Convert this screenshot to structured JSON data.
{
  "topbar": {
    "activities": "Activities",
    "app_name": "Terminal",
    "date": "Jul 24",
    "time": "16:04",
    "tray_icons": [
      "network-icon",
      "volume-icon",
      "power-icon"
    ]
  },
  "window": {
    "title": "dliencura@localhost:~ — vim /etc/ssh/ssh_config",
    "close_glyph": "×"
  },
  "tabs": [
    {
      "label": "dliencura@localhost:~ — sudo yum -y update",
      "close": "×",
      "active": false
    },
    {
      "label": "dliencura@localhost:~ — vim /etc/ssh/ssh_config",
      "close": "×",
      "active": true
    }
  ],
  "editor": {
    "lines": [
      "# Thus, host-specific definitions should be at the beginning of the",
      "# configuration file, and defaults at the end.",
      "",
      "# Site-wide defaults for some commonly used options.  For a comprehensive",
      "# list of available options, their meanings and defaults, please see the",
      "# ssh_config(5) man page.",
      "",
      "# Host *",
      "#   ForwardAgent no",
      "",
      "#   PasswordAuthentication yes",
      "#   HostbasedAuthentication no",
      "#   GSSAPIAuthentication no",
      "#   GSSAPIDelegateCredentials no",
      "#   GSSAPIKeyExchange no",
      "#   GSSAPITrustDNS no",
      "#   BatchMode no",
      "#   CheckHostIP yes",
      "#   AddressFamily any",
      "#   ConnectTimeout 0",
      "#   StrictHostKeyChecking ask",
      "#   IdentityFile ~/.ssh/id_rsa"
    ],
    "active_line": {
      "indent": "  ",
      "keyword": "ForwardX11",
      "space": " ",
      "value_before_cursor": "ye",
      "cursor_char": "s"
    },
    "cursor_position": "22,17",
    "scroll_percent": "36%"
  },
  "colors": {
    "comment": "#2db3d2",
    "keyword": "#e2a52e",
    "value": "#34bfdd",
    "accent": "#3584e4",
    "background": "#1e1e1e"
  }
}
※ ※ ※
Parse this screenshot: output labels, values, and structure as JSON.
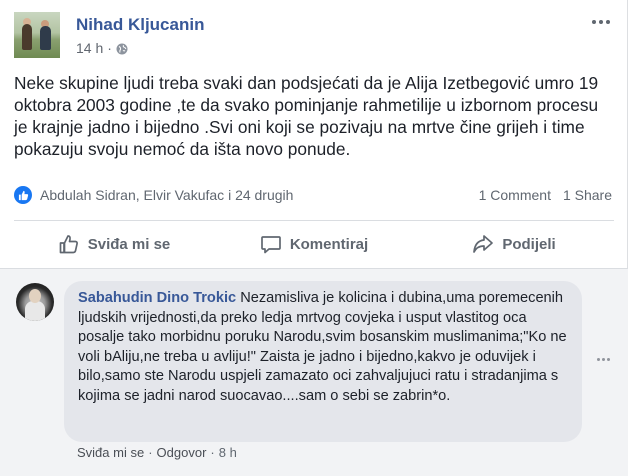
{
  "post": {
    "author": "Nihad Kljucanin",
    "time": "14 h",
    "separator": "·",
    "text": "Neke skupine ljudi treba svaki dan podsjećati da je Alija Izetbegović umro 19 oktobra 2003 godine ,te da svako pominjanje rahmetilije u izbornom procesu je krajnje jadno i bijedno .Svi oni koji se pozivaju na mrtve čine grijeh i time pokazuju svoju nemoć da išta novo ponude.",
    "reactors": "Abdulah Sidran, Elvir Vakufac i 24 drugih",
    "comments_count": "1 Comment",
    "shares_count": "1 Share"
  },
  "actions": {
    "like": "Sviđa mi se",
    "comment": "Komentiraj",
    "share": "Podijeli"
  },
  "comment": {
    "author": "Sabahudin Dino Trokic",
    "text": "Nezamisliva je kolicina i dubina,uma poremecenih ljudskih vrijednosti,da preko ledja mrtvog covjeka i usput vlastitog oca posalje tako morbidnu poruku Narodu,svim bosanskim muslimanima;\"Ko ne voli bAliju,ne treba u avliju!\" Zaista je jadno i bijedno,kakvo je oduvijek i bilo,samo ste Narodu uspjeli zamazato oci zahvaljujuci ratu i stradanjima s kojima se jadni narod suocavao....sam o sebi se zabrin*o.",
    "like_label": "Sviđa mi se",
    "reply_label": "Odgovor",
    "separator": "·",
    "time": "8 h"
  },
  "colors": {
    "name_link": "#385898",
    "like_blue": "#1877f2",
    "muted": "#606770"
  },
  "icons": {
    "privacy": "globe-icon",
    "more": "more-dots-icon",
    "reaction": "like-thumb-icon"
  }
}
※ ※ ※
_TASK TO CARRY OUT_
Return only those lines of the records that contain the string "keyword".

_OUTPUT FOR THIS TASK_
      "keyword": "ForwardX11",
    "keyword": "#e2a52e",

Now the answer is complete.